I decided to applique the college logos instead of piecing them. Mostly, it was because that darn “UCLA” was all in cursive, and would have been a piecing nightmare. I was able to transfer the image from online by going into the school and utilizing their projector screen. I traced the symbol onto the fabric, and then using fusible web, I was able to fuse these symbols onto the background quilt. I then used a zigzag stitch to secure it to the pieced back.
I backed each of the quilts with a strip of white fabric with their signatures on it flanked by their respective collegiate fabrics.
I am happy with how these quilts turned out, and the good news is the teachers were very pleased as well! Both of the quilts were a hit!
Here are a few more pictures of the quilt tops. The background squares are 6 inches square final. So, these quilts are about 72 inches by 90 inches–a nice sized twin quilt.
A close up of the quilting. Just a standard stitch beside the ditch. 🙂 Thank you for visiting!
My family went on vacation to Tillamook County for spring break this year. The Oregon coast is beautiful, and it is a trip I highly recommend to anyone needing a break from regular life. In Tillamook County (home of the Tillamook Cheese Factory), we were, of course, surrounded by dairy farms, but I almost screamed out loud when I saw what else Tillamook County had to offer!

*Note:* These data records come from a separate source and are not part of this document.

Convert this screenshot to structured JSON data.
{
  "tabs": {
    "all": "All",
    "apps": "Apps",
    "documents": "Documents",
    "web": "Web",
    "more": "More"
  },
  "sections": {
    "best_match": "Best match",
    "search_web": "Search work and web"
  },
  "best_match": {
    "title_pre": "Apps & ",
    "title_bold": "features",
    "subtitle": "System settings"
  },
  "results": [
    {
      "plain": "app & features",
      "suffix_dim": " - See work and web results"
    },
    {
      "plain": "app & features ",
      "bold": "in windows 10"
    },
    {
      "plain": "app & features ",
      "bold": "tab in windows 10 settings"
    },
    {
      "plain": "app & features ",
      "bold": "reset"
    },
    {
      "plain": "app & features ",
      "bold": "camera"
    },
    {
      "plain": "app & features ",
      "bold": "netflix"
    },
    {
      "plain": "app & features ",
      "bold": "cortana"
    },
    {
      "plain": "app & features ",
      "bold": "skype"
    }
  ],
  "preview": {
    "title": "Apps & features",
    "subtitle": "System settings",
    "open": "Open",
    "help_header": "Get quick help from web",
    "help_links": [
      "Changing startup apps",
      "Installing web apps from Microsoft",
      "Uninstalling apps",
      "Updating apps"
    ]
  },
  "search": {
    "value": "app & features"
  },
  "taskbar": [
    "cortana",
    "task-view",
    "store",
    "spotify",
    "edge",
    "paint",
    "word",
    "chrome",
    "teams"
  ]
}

As we drove into the county, I began to notice a quilt blocks on the buildings.
Having Been to Nebraska, Iowa, and Illinois, I had known about barn quilts, but I had never seen or heard of anything like this west of Nebraska. I thought maybe that first block was an anomaly, but then…
The more milk farms we saw, the more quilt blocks we saw. And then we drove into town.
They were everywhere! Not just on the dairy farms, but on businesses throughout town!
Way to go, Tillamook County! Thanks for making a quilter’s heart happy.
To learn more about the Tillamook County Quilt Trail, click here.
And, apparently, you can buy your own pseudo-barn quilt from Shopko!
I’m thinking our new shed might need one of these…
It took me a while to find out the name of this block, but I learned it is a block with many names. Introducing my Scrappy Arkansas Cross Roads/ Scrappy X’s and 16 patch quilt.
This quilt uses an alternating 16 patch block with an X block. The dark X’s look black, but they are actually a navy color. The scrappy blocks are 2 x 2 inch squares (originally cut 2.5 inch squares with a 1/4 inch seam).
I used a navy colored thread for the bobbin and the navy X portions of the block. These X portions were quilted in a squiggly line moving from side to side, corner to corner. The scrappy star shape, however, was quilted using a free-motion technique, echoing the outer lines of the star and the inner square in the 16 block. These scrappy stars were quilted with a peach colored thread, but still used navy blue in the bobbin.
I found a cute floral print from Joann for the back of this quilt. The binding is a Kona yellow, but I forget the name of the color. The dark navy X’s are also a Kona blue, probably Navy 🙂
This quilt will be going to a cousin-in-law that lives a couple of thousand miles away.
She has only sons, so I was happy to make a feminine quilt for her. Hopefully it is one that she doesn’t have to share with anyone else–unless she wants to, of course. This quilt is 72 inches by 88 inches, before washing.